*** Exercise input ***
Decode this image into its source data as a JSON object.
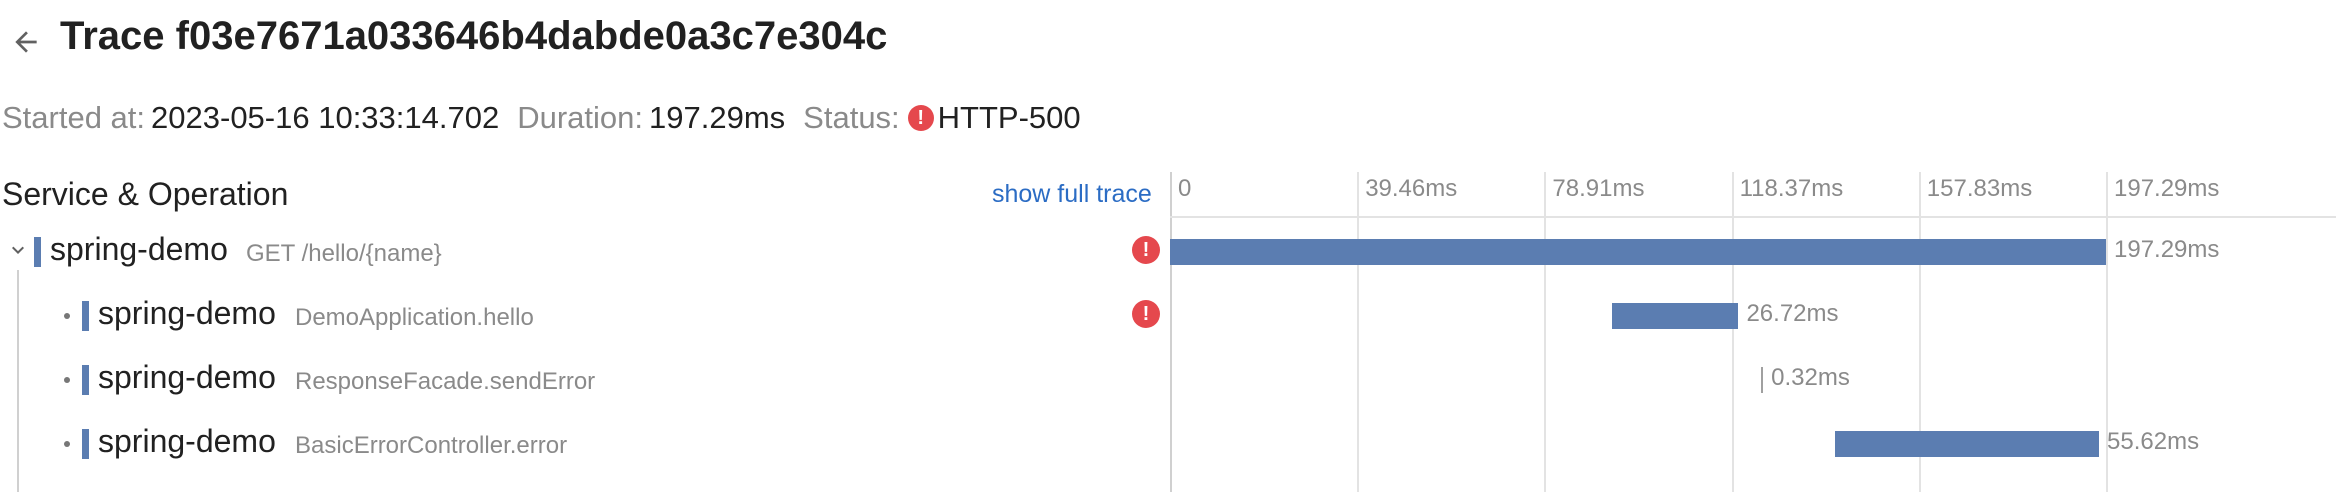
{
  "trace": {
    "title": "Trace f03e7671a033646b4dabde0a3c7e304c",
    "started_label": "Started at:",
    "started_value": "2023-05-16 10:33:14.702",
    "duration_label": "Duration:",
    "duration_value": "197.29ms",
    "status_label": "Status:",
    "status_value": "HTTP-500"
  },
  "table": {
    "column_header": "Service & Operation",
    "show_full_trace": "show full trace"
  },
  "axis": {
    "ticks": [
      "0",
      "39.46ms",
      "78.91ms",
      "118.37ms",
      "157.83ms",
      "197.29ms"
    ]
  },
  "spans": [
    {
      "service": "spring-demo",
      "operation": "GET /hello/{name}",
      "duration": "197.29ms",
      "error": true,
      "start_ms": 0,
      "duration_ms": 197.29
    },
    {
      "service": "spring-demo",
      "operation": "DemoApplication.hello",
      "duration": "26.72ms",
      "error": true,
      "start_ms": 93.1,
      "duration_ms": 26.72
    },
    {
      "service": "spring-demo",
      "operation": "ResponseFacade.sendError",
      "duration": "0.32ms",
      "error": false,
      "start_ms": 124.6,
      "duration_ms": 0.32
    },
    {
      "service": "spring-demo",
      "operation": "BasicErrorController.error",
      "duration": "55.62ms",
      "error": false,
      "start_ms": 140.2,
      "duration_ms": 55.62
    }
  ],
  "icons": {
    "back": "arrow-left-icon",
    "error": "error-icon",
    "expand": "chevron-down-icon"
  },
  "colors": {
    "span_bar": "#5b7db1",
    "error": "#e5484d",
    "link": "#2b6cc4"
  }
}
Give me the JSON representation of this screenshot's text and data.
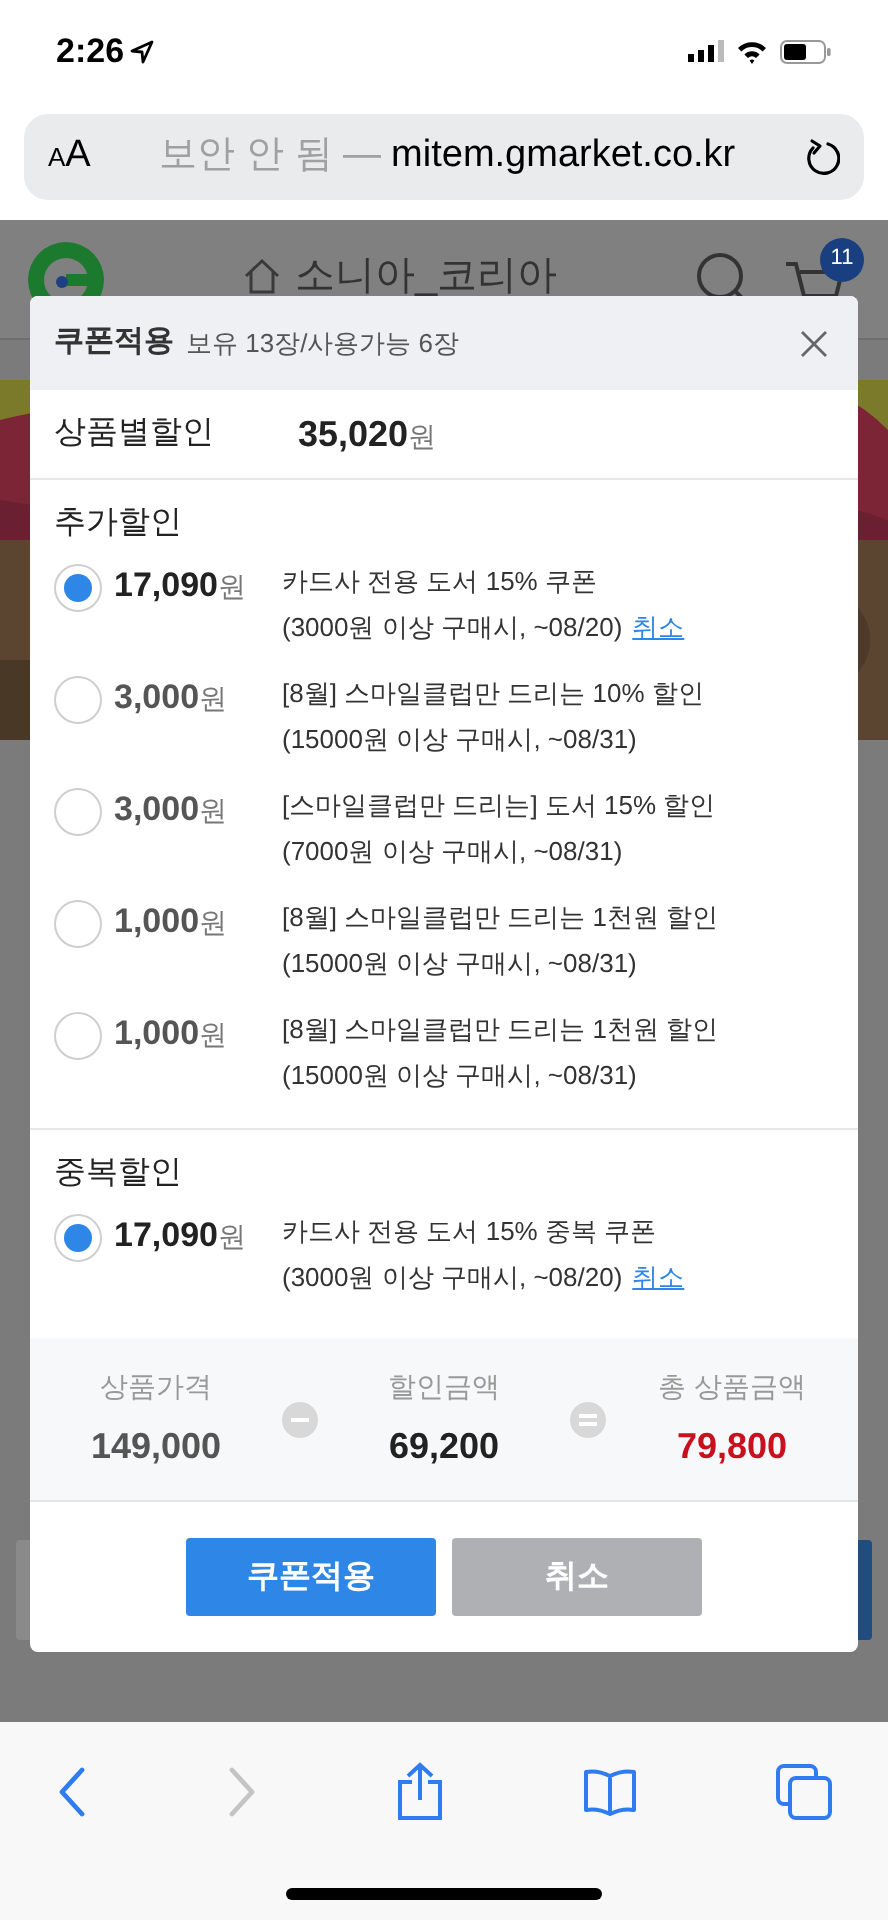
{
  "status_bar": {
    "time": "2:26"
  },
  "browser": {
    "text_size_button": "AA",
    "security_note": "보안 안 됨 —",
    "domain": "mitem.gmarket.co.kr"
  },
  "page_header": {
    "title": "소니아_코리아",
    "cart_count": "11"
  },
  "coupon_dialog": {
    "title": "쿠폰적용",
    "subtitle": "보유 13장/사용가능 6장",
    "product_discount": {
      "label": "상품별할인",
      "amount": "35,020원"
    },
    "sections": [
      {
        "title": "추가할인",
        "coupons": [
          {
            "amount": "17,090원",
            "name": "카드사 전용 도서 15% 쿠폰",
            "condition": "(3000원 이상 구매시, ~08/20)",
            "cancel": "취소",
            "selected": true
          },
          {
            "amount": "3,000원",
            "name": "[8월] 스마일클럽만 드리는 10% 할인",
            "condition": "(15000원 이상 구매시, ~08/31)",
            "selected": false
          },
          {
            "amount": "3,000원",
            "name": "[스마일클럽만 드리는] 도서 15% 할인",
            "condition": "(7000원 이상 구매시, ~08/31)",
            "selected": false
          },
          {
            "amount": "1,000원",
            "name": "[8월] 스마일클럽만 드리는 1천원 할인",
            "condition": "(15000원 이상 구매시, ~08/31)",
            "selected": false
          },
          {
            "amount": "1,000원",
            "name": "[8월] 스마일클럽만 드리는 1천원 할인",
            "condition": "(15000원 이상 구매시, ~08/31)",
            "selected": false
          }
        ]
      },
      {
        "title": "중복할인",
        "coupons": [
          {
            "amount": "17,090원",
            "name": "카드사 전용 도서 15% 중복 쿠폰",
            "condition": "(3000원 이상 구매시, ~08/20)",
            "cancel": "취소",
            "selected": true
          }
        ]
      }
    ],
    "summary": [
      {
        "kind": "price",
        "label": "상품가격",
        "value": "149,000"
      },
      {
        "kind": "discount",
        "label": "할인금액",
        "value": "69,200"
      },
      {
        "kind": "total",
        "label": "총 상품금액",
        "value": "79,800"
      }
    ],
    "buttons": [
      {
        "kind": "primary",
        "label": "쿠폰적용"
      },
      {
        "kind": "secondary",
        "label": "취소"
      }
    ]
  },
  "toolbar": {
    "forward_disabled": true
  }
}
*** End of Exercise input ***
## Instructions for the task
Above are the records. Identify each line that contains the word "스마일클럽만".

## Output for this task
            "name": "[8월] 스마일클럽만 드리는 10% 할인",
            "name": "[스마일클럽만 드리는] 도서 15% 할인",
            "name": "[8월] 스마일클럽만 드리는 1천원 할인",
            "name": "[8월] 스마일클럽만 드리는 1천원 할인",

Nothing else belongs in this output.